You should be able to find a metal recycler in your area that accepts capacitors. Not all metal recyclers will take capacitors, but those that do are generally set up to check for oil contamination. There are also many household items that use capacitors that don't contain oil. These include clothes dryers, fans, refrigerators, stoves, TVs, washing machines and other electronic equipment.
The best way to find a metal recycler in your area is to do an online search for metal recycling. The Town of Mansfield, Connecticut, for example, has a transfer station that accepts capacitors for $3 per item.
More About Recycling Capacitors

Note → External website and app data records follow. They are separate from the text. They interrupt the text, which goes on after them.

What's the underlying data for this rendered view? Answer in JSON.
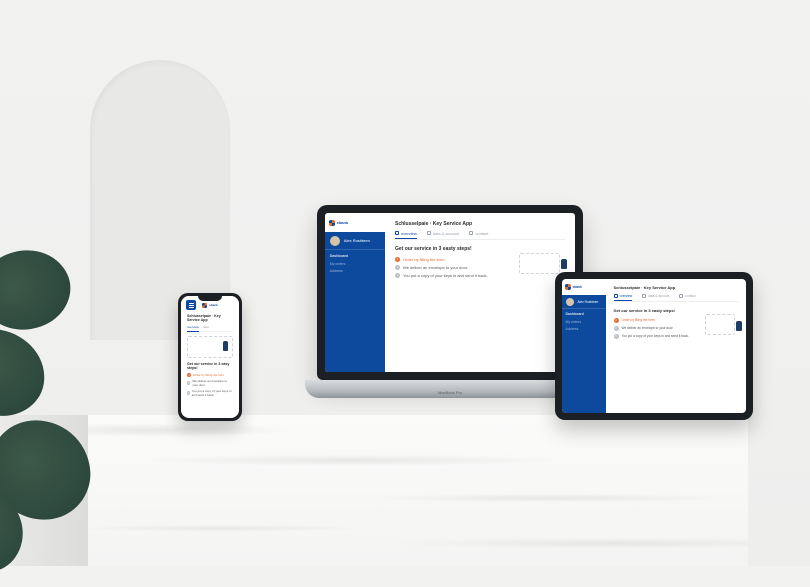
{
  "brand": "ebank",
  "user_name": "Alex Rushteen",
  "sidebar": {
    "section_label": "Dashboard",
    "items": [
      "My orders",
      "Address"
    ]
  },
  "page_title": "Schlusselpaie · Key Service App",
  "tabs": [
    {
      "label": "overview"
    },
    {
      "label": "data & account"
    },
    {
      "label": "contact"
    }
  ],
  "headline": "Get our service in 3 easty steps!",
  "steps": [
    "Order by filling the form.",
    "We deliver an envelope to your door.",
    "You put a copy of your keys in and send it back."
  ],
  "laptop_model": "MacBook Pro",
  "phone": {
    "title": "Schlusselpaie · Key Service App",
    "tabs": [
      "overview",
      "data"
    ],
    "headline": "Get our service in 3 easy steps!"
  }
}
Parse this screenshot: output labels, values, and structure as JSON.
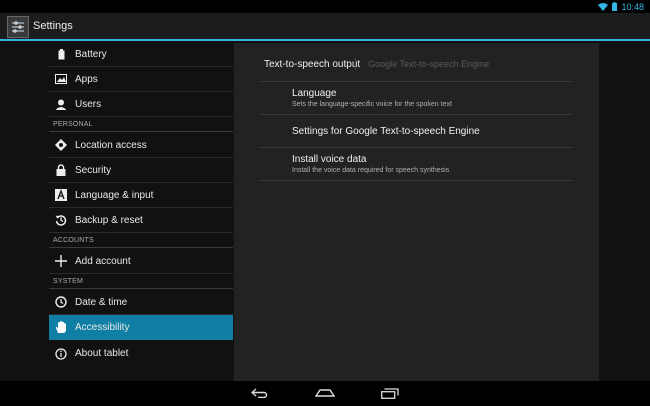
{
  "status_bar": {
    "time": "10:48",
    "icons": [
      "wifi-icon",
      "battery-icon"
    ]
  },
  "action_bar": {
    "title": "Settings",
    "icon": "settings-app-icon"
  },
  "sidebar": {
    "items": [
      {
        "label": "Battery",
        "icon": "battery-icon"
      },
      {
        "label": "Apps",
        "icon": "apps-icon"
      },
      {
        "label": "Users",
        "icon": "users-icon"
      },
      {
        "label": "Location access",
        "icon": "location-icon"
      },
      {
        "label": "Security",
        "icon": "lock-icon"
      },
      {
        "label": "Language & input",
        "icon": "language-icon"
      },
      {
        "label": "Backup & reset",
        "icon": "backup-icon"
      },
      {
        "label": "Add account",
        "icon": "add-icon"
      },
      {
        "label": "Date & time",
        "icon": "clock-icon"
      },
      {
        "label": "Accessibility",
        "icon": "hand-icon"
      },
      {
        "label": "About tablet",
        "icon": "info-icon"
      }
    ],
    "headers": {
      "personal": "PERSONAL",
      "accounts": "ACCOUNTS",
      "system": "SYSTEM"
    },
    "selected": "Accessibility"
  },
  "detail": {
    "title": "Text-to-speech output",
    "engine": "Google Text-to-speech Engine",
    "prefs": [
      {
        "title": "Language",
        "summary": "Sets the language-specific voice for the spoken text"
      },
      {
        "title": "Settings for Google Text-to-speech Engine",
        "summary": ""
      },
      {
        "title": "Install voice data",
        "summary": "Install the voice data required for speech synthesis"
      }
    ]
  },
  "nav_bar": {
    "buttons": [
      "back-icon",
      "home-icon",
      "recents-icon"
    ]
  },
  "colors": {
    "accent": "#33b5e5",
    "selected_bg": "#0f7fa5"
  }
}
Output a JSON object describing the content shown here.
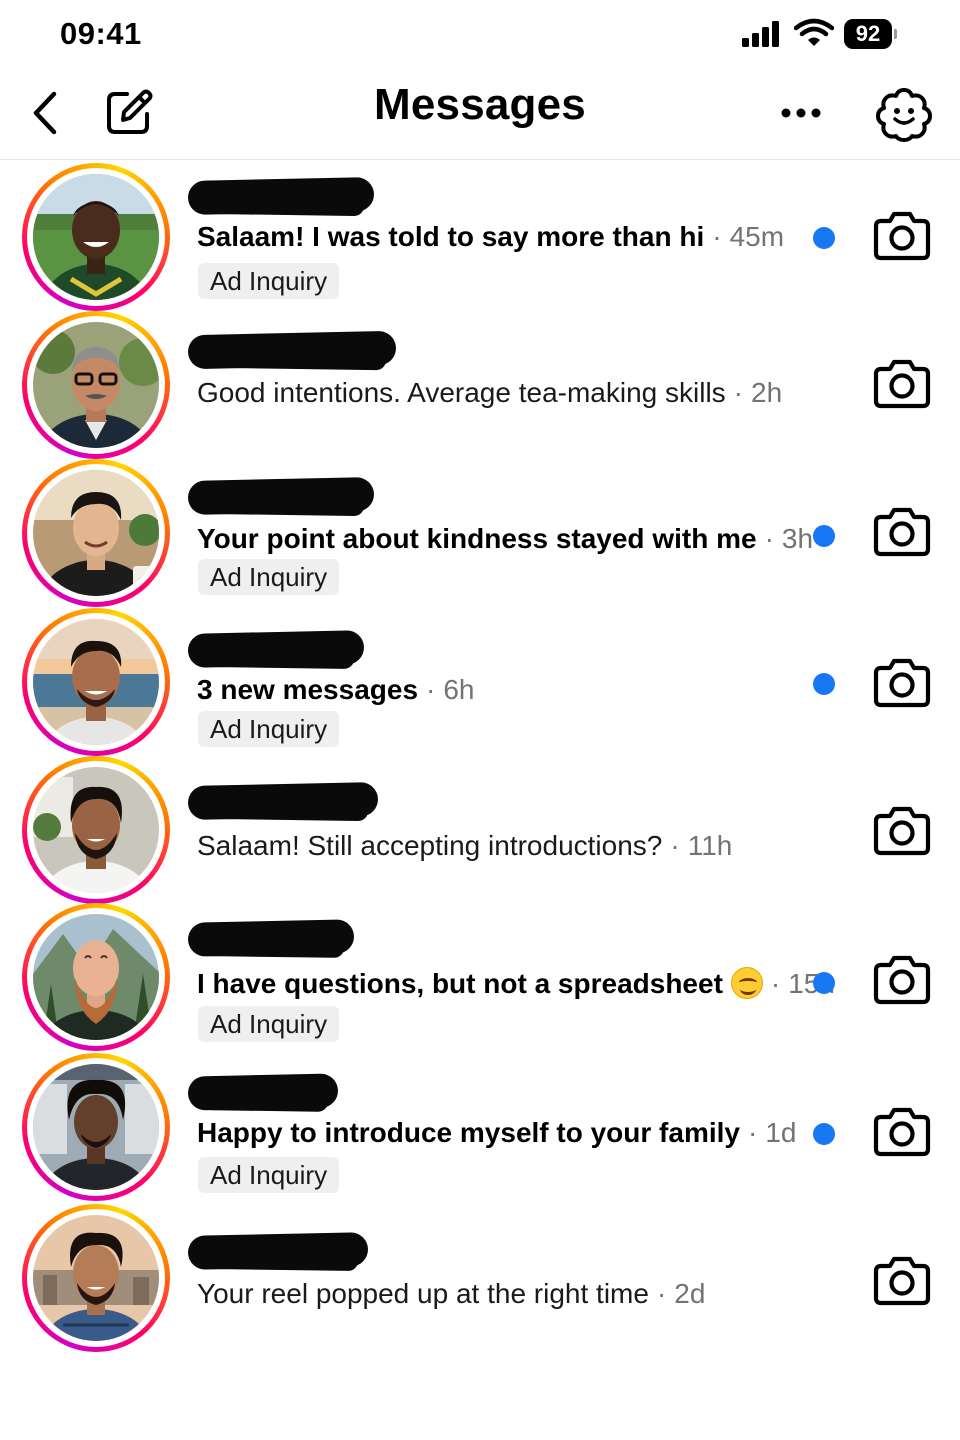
{
  "status_bar": {
    "time": "09:41",
    "battery": "92"
  },
  "header": {
    "title": "Messages",
    "back_icon": "chevron-left-icon",
    "compose_icon": "compose-icon",
    "more_icon": "more-horizontal-icon",
    "ai_icon": "ai-assistant-icon"
  },
  "threads": [
    {
      "message": "Salaam! I was told to say more than hi",
      "separator": "·",
      "time": "45m",
      "unread": true,
      "tag": "Ad Inquiry"
    },
    {
      "message": "Good intentions. Average tea-making skills",
      "separator": "·",
      "time": "2h",
      "unread": false,
      "tag": ""
    },
    {
      "message": "Your point about kindness stayed with me",
      "separator": "·",
      "time": "3h",
      "unread": true,
      "tag": "Ad Inquiry"
    },
    {
      "message": "3 new messages",
      "separator": "·",
      "time": "6h",
      "unread": true,
      "tag": "Ad Inquiry"
    },
    {
      "message": "Salaam! Still accepting introductions?",
      "separator": "·",
      "time": "11h",
      "unread": false,
      "tag": ""
    },
    {
      "message": "I have questions, but not a spreadsheet",
      "separator": "·",
      "time": "15h",
      "unread": true,
      "tag": "Ad Inquiry",
      "emoji": "smiling-face"
    },
    {
      "message": "Happy to introduce myself to your family",
      "separator": "·",
      "time": "1d",
      "unread": true,
      "tag": "Ad Inquiry"
    },
    {
      "message": "Your reel popped up at the right time",
      "separator": "·",
      "time": "2d",
      "unread": false,
      "tag": ""
    }
  ],
  "colors": {
    "unread_dot": "#1877f2",
    "story_ring_start": "#d300c5",
    "story_ring_end": "#ffd600",
    "secondary_text": "#737373",
    "tag_bg": "#efefef"
  }
}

Recycling capacitors is an environmentally friendly way of disposing of old machinery. According to a March 2017 study published in the Journal of Hazardous Materials, 96 percent of aluminum and 98 percent of iron can be recovered from capacitors under optimal conditions.
Eaton, a power management company in South Carolina, recycles capacitors from its customers. This is done by sorting, shredding, melting and purifying aluminum, steel, stainless steel and internal wires from the capacitors the company collects. The oil is collected and refined to become an ingredient in future oil-based products. If your capacitor contains porcelain, it's recovered for a variety of uses, including civil engineering products.

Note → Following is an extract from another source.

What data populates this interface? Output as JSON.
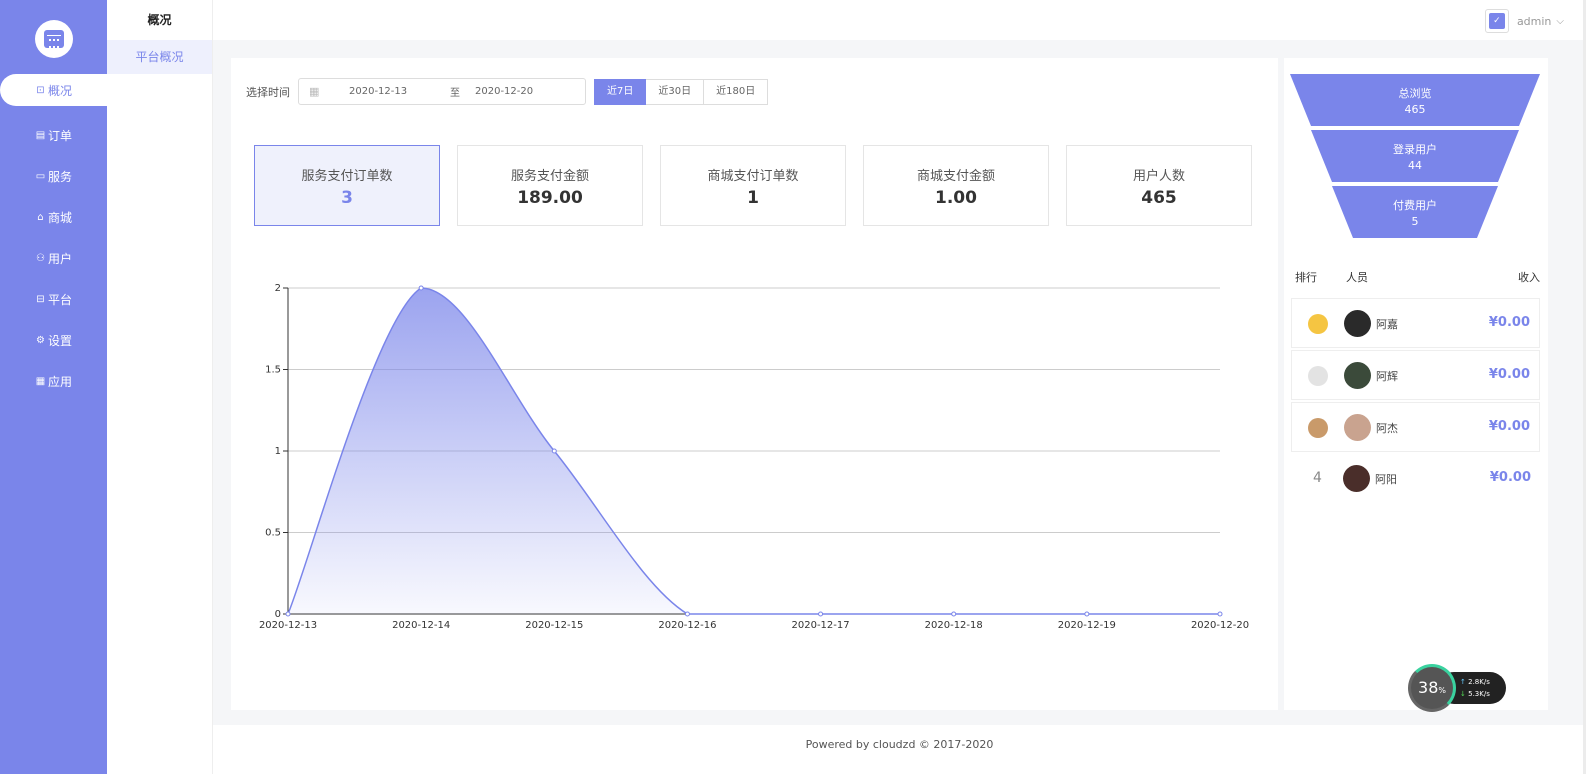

Some electronic recyclers offer cash for the metal recovered based on the weight of the metal. But even if you pay a fee to drop off your capacitor, you'll know that you are keeping recyclable material out of the landfill and putting it to use in a new product.
- Matsusada Precision: What Is the Role of a Capacitor in Electronics? Focusing on the Mechanism
- Trustway Metal: Can You Scrap Capacitors?
- Eaton: Power Capacitor Unit Recycling Program: Open to Any Unit, Age, Manufacturer, Condition
- Connecticut Department of Energy and Environmental Protection: Removal, Storage, and Disposal of PCB Small Capacitors
- Town of Mansfield, Connecticut: Trash & Recycling Information
- Journal of Hazardous Materials: Environmental Friendly Technology for Aluminum Electrolytic Capacitors Recycling From Waste Printed Circuit Boards
Karen Gardner spent many years as a home and garden writer and editor who is now a freelance writer. As the owner of an updated older home, she jumps at the chance to write about the fun and not-so-fun parts of home repair and home upkeep. She also enjoys spending time in her garden, each year resolving not to let the weeds overtake them. She keeps reminding herself that gardening is a process, not an outcome.